Liz Carr warns about euthanasia


Hi, I'm Liz Carr. I'm an actor, a comedian, a disability rights activist, and I'm also a disabled person who opposes the legalisation of assisted suicide and euthanasia. And this is a message from me here in Melbourne at the Melbourne International Comedy Festival to all of my friends, all of our friends down under.

Really, it's a message to implore you to be incredibly cautious about introducing medically or physician 'assisted suicide' into your states or your country.

It's a scary thing for disabled people. Why? Many people say this has got nothing to do with disability. This is about mentally competent terminally ill people only. But you know what, there is such a fine line between terminal illness and disability with medically and in public perception that we become one and the same. And that means then that assisted suicide is seen by the public, by the medical profession, as a compassionate, a rational solution, even, to the problems of anyone who's ill and disabled.

We discovered this in the UK where in 2015 our Parliament got to debate for the first time in 16 years whether we should introduce this into our country. Now it was a hard fought over law, first debated in the Lord's then debated in the Commons. Ultimately the vote went in this way: 330 MPs of all persuasions voted to oppose legalising physician-assisted suicide. Only 118 supported it because ultimately there is no proof, no proof in the jurisdictions where it's been legalised that vulnerable people, that people at risk, that the silent voices, the more silent voices, of older disabled and ill people will be heard and will be protected or will not be protected through these laws.

And that's the thing; do we introduce a law for the benefit of a few at the risk to the many? We can't do that.

Most countries do not have capital punishment because even after a court case (and) investigations, there miscarriages of justice. Now we're talking about two doctors and a checklist deciding on whether somebody should be helped to end their life - that's it. Those same doctors will assess the person. Those same doctors will evaluate it afterwards. It's no wonder that in the countries where it's been legalised there's very little feedback on what actually happens because the same doctors that do it are the same doctors that feed back. Anything can happen in that doctor's waiting room and that doctor's consultation room.

And I'm not saying that doctors are bad people - hell I wouldn't be alive here. I love the medical profession. But the British Medical Association, the Australian Medical Association do not support 'assisted suicide' and these are the people which will be licensed to help you to end your life. The very people.

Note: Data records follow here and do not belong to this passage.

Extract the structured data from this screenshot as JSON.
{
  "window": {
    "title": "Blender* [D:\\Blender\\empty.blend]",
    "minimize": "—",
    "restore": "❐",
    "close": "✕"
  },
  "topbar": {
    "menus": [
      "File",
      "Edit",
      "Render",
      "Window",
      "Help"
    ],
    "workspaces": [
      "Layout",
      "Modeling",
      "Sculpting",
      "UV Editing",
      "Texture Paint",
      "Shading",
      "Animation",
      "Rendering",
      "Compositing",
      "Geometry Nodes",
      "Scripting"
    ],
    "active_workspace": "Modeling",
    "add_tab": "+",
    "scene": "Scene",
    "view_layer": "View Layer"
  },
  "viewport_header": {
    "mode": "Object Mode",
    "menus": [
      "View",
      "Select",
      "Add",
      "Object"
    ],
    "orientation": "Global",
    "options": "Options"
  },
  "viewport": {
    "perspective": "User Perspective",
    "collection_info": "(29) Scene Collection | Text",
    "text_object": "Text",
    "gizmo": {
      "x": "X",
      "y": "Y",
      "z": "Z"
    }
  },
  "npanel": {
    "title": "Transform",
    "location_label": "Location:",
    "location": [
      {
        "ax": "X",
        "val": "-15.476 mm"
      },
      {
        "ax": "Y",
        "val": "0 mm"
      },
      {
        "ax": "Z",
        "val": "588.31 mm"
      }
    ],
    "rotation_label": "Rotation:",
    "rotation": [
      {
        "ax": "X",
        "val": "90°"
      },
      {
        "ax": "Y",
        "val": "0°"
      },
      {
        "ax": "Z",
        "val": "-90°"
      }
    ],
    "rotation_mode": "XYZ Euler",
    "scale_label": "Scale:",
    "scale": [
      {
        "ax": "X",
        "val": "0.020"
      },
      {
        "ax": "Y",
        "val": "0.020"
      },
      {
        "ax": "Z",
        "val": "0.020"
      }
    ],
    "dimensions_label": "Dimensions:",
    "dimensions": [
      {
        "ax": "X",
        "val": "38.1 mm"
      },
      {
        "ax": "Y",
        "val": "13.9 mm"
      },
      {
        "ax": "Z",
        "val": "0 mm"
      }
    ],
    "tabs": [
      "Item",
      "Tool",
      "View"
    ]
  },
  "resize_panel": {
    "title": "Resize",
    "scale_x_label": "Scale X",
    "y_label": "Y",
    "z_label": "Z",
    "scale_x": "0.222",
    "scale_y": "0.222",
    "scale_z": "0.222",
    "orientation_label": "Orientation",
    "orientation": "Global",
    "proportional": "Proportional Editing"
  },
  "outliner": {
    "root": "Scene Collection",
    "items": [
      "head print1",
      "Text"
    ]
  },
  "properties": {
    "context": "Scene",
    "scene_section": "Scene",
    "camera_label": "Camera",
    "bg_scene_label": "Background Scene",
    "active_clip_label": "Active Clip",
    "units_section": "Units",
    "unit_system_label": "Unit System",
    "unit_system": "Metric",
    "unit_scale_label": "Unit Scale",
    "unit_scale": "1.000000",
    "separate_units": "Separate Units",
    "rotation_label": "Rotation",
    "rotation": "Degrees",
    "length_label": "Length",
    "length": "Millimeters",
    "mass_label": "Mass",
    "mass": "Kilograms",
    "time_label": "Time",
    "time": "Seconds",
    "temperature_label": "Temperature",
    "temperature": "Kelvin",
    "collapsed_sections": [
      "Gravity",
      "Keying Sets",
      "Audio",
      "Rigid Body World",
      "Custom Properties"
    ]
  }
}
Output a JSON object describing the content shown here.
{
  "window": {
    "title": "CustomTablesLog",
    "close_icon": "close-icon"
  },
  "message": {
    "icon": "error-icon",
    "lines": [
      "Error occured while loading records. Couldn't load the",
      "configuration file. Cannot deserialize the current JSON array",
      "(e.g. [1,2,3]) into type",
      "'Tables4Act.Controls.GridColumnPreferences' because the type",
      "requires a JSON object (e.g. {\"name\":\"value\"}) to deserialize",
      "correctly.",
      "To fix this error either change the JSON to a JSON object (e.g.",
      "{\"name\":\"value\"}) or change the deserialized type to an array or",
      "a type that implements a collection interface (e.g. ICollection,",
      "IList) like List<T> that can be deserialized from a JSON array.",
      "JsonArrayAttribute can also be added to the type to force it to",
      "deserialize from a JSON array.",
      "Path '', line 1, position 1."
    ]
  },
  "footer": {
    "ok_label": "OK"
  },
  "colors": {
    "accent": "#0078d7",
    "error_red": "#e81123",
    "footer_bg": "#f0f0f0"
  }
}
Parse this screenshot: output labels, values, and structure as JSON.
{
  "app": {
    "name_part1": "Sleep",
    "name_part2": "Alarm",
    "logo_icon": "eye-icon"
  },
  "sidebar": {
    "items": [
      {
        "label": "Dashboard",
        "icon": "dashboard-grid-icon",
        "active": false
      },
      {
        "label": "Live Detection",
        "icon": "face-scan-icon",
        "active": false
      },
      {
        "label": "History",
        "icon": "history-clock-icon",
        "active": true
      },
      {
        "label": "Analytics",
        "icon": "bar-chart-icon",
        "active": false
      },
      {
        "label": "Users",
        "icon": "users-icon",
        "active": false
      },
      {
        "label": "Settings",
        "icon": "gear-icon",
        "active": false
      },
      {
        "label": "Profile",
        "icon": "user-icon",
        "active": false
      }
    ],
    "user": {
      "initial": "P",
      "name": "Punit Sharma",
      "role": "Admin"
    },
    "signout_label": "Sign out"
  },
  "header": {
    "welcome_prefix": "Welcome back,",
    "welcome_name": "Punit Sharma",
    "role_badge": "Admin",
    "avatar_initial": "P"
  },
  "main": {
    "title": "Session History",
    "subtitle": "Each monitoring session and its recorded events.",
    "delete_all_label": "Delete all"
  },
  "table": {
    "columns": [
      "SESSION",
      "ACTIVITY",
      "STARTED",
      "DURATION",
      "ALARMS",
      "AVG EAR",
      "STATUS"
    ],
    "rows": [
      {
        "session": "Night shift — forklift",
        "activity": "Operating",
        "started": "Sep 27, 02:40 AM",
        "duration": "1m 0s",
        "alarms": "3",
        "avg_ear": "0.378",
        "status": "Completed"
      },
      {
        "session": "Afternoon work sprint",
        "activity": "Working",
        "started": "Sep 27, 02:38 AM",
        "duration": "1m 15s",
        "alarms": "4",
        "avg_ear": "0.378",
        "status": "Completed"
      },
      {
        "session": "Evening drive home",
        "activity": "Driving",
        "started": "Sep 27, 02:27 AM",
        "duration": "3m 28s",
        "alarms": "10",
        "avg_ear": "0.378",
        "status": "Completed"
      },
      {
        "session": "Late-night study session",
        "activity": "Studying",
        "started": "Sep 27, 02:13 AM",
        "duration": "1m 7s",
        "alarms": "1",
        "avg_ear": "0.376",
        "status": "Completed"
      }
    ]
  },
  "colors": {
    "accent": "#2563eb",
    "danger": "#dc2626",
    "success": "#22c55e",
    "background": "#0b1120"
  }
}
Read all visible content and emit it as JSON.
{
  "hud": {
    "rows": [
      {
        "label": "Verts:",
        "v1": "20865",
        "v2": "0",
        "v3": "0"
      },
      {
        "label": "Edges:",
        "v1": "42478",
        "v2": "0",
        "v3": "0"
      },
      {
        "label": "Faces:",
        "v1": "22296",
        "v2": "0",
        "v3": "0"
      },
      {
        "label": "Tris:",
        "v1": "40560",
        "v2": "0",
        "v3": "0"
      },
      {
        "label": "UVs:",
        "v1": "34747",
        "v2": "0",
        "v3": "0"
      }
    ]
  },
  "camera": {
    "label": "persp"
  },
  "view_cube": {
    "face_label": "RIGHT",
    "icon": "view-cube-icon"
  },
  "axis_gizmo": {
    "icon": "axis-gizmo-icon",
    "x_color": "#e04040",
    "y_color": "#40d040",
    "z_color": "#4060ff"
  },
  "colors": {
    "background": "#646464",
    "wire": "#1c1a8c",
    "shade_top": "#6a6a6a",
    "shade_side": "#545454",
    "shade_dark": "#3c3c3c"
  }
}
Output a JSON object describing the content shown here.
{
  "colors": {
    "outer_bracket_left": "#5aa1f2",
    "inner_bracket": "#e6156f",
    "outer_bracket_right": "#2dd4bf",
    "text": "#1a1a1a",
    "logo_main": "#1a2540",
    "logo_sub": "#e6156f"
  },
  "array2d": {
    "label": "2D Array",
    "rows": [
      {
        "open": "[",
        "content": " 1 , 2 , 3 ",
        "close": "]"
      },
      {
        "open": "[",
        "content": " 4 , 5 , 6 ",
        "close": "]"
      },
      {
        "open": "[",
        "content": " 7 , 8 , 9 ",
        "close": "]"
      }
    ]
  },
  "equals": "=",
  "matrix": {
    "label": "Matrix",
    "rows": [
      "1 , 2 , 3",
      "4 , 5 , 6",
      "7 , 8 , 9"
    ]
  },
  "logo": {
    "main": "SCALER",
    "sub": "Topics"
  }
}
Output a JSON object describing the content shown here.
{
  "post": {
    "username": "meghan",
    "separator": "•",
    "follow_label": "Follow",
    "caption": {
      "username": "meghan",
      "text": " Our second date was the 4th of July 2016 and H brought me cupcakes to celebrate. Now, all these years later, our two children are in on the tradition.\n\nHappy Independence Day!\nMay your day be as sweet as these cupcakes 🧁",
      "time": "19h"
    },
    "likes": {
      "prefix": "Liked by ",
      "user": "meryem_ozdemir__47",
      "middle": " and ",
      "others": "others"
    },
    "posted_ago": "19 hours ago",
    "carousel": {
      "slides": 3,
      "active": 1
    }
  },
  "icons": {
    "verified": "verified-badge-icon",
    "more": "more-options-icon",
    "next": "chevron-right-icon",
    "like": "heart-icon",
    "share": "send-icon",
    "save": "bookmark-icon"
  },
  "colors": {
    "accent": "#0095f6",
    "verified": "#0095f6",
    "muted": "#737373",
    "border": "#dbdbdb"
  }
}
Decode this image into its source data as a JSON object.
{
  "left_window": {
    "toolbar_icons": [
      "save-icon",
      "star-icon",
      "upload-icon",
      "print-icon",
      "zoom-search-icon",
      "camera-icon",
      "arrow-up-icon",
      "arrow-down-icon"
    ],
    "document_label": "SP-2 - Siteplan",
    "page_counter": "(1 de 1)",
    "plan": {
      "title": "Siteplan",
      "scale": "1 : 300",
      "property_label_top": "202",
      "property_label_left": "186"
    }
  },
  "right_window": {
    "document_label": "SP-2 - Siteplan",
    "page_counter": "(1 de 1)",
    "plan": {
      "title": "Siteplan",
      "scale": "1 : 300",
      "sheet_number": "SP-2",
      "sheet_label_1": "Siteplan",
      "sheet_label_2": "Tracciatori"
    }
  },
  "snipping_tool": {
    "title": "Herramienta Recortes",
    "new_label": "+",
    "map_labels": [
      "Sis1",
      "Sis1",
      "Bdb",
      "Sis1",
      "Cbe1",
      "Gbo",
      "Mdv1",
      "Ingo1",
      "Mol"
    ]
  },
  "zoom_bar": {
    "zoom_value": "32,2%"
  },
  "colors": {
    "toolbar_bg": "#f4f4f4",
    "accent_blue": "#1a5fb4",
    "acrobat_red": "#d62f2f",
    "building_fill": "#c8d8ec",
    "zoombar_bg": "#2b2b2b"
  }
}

So look; at a time where there are increasing pressures and cuts financially and rationing in terms of social care and welfare and health care for many different people, is this the right time to be introducing medically 'assisted suicide' onto the menu of treatment options in your state or country. No.

And you know what, as long as we value certain lives differently - and we do - we value the lives of disabled and ill people and those who have greater dependence, we value those lives less. And as long as that's true and as long as that's happening we cannot enshrine that inequality in a law.

So I implore you. That's why I'm here, to implore you to not legalise assisted suicide. It is okay to say "no". Opposing does not make you lacking in compassion, it does not make you a bad person, it does not make you anti-choice. It means that you want a good death for everyone and you're not prepared to risk that on the rest of your population